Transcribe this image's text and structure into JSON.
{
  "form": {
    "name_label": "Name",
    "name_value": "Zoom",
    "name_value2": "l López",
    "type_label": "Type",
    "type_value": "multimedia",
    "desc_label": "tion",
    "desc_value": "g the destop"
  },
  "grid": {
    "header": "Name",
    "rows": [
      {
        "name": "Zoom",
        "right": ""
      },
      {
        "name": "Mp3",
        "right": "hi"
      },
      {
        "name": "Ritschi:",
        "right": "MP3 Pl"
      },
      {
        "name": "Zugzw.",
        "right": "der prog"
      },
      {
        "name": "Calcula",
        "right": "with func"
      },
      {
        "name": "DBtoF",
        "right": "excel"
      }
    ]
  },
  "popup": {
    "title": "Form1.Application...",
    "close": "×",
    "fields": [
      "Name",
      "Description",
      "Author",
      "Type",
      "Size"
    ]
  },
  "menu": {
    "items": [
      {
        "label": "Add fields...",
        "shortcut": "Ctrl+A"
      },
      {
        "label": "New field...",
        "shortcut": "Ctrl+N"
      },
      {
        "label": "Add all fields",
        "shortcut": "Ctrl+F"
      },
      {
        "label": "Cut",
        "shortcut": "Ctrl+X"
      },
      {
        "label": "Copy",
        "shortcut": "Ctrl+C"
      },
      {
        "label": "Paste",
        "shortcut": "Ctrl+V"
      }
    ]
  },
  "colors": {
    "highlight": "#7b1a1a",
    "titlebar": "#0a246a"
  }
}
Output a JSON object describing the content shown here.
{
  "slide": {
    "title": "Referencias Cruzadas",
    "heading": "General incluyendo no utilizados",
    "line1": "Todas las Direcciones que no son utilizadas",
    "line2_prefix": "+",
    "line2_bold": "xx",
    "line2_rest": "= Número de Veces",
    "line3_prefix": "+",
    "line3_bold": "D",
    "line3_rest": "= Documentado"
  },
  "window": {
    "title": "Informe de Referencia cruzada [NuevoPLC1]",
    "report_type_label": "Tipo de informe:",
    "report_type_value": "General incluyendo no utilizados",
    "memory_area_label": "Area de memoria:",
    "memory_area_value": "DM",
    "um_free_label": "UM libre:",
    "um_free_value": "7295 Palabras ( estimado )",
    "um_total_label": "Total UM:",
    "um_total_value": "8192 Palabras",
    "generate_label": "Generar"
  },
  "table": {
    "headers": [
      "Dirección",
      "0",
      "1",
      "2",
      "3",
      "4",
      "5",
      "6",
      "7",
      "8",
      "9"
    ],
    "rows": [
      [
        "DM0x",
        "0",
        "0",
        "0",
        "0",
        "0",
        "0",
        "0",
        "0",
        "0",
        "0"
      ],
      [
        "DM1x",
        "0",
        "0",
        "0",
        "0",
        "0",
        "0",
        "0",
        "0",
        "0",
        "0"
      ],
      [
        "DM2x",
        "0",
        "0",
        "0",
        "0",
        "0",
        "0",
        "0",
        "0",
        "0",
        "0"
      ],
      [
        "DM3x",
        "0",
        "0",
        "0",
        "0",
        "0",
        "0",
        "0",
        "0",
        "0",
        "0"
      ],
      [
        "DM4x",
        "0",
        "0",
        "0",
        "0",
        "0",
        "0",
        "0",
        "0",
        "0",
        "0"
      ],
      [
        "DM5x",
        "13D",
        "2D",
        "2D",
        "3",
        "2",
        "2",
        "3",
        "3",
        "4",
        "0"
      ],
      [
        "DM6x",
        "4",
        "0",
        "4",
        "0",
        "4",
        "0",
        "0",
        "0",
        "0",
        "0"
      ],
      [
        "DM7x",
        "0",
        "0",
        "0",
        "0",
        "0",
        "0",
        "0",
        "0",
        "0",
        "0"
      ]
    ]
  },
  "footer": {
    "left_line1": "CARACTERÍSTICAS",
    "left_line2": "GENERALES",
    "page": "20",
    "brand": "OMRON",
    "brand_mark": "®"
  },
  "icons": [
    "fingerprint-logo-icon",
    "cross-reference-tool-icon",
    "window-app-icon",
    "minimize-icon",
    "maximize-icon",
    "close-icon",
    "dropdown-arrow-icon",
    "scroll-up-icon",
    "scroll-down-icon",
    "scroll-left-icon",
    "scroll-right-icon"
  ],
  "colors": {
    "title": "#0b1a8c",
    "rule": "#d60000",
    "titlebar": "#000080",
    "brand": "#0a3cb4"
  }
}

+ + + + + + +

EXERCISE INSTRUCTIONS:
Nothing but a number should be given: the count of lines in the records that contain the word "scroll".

EXERCISE ANSWER:
4